On Oct. 26, Minnesota Department of Employment and Economic Development (DEED) announced a $5 million federally funded Minnesota Apprenticeship Initiative that will train 1,000 Minnesotans at 100 companies. It also issued 17 new Low Income Training Grants worth $2.1 million to help 1,881 employees or students at factories and community outfits. Training will be done at Precision Gasket, Mission Foods, Advanced Molding, Ramsey County Workforce Solutions, Minnesota Innovation Institute in Bemidji, Leech Lake Education Division and Sabathani Community Center in Minneapolis.
On Nov. 15, DEED awarded $8.1 million in job training and “equity” grants to 50 organizations. If successful, the training will lessen Minnesota’s searing racial-unemployment disparities and give minorities, women and veterans the very credentials coveted by factory heads, state officials said.
Century College is using its DEED grants to teach controlpanel assembly, mechanical maintenance and soldering around the state. Other recipients, such as Dunwoody College, Pine Technical College, Project For Pride in Living and the Hmong American Partnership (HAP) are using their grants to teach job seekers business math, “CNC” computer-controlled machining, welding, blue print reading and other skills.
In Minneapolis, nonprofits Emerge, Urban League, Stair Step Foundation and Sabathani Community Center recently received a joint federal grant worth $4.3 million to teach area residents manufacturing, warehouse and accounting skills. In October, Sabathani also won an $85,000 state grant to teach 360 local residents to drive forklifts, manage corporate inventory, bill customers and pay suppliers.
Word spread across Minnesota’s Workforce Centers, Facebook and fliers posted in Sabathani’s food shelf and tax assistance offices. Its free classes began this summer and ended with participants getting jobs at Amazon in Shakopee and Menards lumberyards paying $16 to $22 an hour. “It’s very exciting for our community,” said Sabathani Executive Director Cindy Booker. “About 60 percent of our graduates are making more money after our program than before.”
Raddatz started soldering classes for Asian, Somali and other local residents at CAPI USA in Minneapolis and control box assembly classes at Neighborhood House on the West Side of St. Paul.
In May, Jayden Lee enrolled in Raddatz’s machinery repair “mechatronics” class at Neighborhood House and learned to fix listless machines; calibrate gears; wire and program machines, and about OSHA laws. The training was sponsored by Resource Inc., an agency that trains 800 a year so they can get better jobs.
Armed with his mechatronics credential, Lee snapped up a job at Missions Foods that he learned about at the program’s job fair. Resource job counselor Christine Law Chapman wasn’t surprised. After seeing his training, the Mission recruiter steered him from an entry-level job paying $13 an hour to a technician job starting at $18. Now Lee is eligible for further training inside Mission Foods and has full benefits.
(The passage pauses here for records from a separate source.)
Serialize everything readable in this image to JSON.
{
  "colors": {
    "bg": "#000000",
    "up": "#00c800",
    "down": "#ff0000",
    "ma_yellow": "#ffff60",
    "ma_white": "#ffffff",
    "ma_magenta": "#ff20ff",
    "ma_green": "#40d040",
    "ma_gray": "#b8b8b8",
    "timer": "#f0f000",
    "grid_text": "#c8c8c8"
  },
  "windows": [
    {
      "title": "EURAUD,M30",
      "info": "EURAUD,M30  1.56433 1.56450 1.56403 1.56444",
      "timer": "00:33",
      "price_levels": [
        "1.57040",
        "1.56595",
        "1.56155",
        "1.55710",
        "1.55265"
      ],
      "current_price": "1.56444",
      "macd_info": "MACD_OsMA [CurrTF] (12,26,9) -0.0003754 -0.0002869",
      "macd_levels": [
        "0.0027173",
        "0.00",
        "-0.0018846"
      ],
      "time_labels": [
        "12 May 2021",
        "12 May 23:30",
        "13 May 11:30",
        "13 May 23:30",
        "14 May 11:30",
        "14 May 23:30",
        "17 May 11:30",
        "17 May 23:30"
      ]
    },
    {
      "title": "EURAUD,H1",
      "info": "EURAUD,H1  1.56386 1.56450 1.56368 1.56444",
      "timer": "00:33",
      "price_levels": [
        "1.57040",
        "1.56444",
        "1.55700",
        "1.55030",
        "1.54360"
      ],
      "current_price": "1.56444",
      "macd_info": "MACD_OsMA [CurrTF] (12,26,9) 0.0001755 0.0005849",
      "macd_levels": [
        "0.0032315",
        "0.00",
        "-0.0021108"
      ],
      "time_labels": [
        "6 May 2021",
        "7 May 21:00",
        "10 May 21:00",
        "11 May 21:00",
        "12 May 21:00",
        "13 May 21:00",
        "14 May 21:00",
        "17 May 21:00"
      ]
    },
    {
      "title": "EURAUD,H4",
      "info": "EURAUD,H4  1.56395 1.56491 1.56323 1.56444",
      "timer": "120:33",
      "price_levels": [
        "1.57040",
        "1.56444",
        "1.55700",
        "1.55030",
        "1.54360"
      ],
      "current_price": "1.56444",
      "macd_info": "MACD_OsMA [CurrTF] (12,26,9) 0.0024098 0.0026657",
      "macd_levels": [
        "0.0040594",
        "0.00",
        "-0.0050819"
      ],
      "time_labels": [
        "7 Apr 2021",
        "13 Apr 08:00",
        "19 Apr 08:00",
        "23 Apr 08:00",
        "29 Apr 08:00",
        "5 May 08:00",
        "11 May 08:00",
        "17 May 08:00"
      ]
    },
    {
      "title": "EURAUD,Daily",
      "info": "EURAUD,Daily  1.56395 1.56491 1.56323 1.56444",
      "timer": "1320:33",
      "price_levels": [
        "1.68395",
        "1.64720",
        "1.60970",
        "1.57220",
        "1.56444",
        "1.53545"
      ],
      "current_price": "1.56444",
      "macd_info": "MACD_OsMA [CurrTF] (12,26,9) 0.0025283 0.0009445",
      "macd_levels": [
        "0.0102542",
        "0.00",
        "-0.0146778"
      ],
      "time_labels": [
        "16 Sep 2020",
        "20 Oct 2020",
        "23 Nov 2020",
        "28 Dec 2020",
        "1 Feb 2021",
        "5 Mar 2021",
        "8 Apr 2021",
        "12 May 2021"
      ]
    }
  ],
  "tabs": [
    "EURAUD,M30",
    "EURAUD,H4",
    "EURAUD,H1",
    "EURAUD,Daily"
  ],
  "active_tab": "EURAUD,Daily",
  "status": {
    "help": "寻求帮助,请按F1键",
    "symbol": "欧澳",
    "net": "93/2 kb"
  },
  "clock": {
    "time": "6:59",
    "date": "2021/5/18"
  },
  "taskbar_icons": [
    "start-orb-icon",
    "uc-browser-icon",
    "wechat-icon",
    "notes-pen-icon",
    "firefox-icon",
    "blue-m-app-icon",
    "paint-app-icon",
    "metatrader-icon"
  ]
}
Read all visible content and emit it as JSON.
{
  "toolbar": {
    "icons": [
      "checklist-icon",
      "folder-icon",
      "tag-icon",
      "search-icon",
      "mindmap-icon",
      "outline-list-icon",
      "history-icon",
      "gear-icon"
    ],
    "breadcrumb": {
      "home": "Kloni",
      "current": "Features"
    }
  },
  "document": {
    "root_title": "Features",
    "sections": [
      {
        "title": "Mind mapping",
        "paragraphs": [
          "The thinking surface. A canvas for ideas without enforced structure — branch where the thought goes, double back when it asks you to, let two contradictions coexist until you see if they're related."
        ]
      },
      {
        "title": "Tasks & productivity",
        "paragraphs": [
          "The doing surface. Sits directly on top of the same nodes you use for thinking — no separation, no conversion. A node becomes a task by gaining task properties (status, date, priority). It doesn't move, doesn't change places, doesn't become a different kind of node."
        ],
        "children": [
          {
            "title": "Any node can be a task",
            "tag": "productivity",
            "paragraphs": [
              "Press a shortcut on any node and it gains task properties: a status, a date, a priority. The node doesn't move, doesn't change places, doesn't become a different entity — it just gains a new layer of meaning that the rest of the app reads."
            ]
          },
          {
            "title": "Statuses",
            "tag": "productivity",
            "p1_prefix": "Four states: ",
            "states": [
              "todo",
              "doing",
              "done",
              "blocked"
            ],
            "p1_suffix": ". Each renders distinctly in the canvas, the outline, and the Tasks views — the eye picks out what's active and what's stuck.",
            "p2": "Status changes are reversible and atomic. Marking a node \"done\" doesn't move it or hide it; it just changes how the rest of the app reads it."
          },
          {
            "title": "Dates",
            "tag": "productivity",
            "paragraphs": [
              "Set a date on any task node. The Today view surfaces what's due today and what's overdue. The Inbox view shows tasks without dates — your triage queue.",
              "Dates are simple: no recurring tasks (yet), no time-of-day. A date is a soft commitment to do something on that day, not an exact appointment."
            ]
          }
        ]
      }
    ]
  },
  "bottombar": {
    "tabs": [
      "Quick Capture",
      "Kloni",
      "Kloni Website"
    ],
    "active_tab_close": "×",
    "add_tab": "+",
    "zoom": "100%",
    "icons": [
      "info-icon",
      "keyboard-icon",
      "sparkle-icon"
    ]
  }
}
“When he got the job, I was excited, as if I had gotten the job myself. It was just so awesome,” Law Chapman said. “Jayden came to our program underemployed but through his hard work he completed the training and now has this great opportunity. This couldn’t have come at a better time. He just became a new father.”
“It’s awesome and a great opportunity for anybody who wants to pursue their manufacturing skills like me.”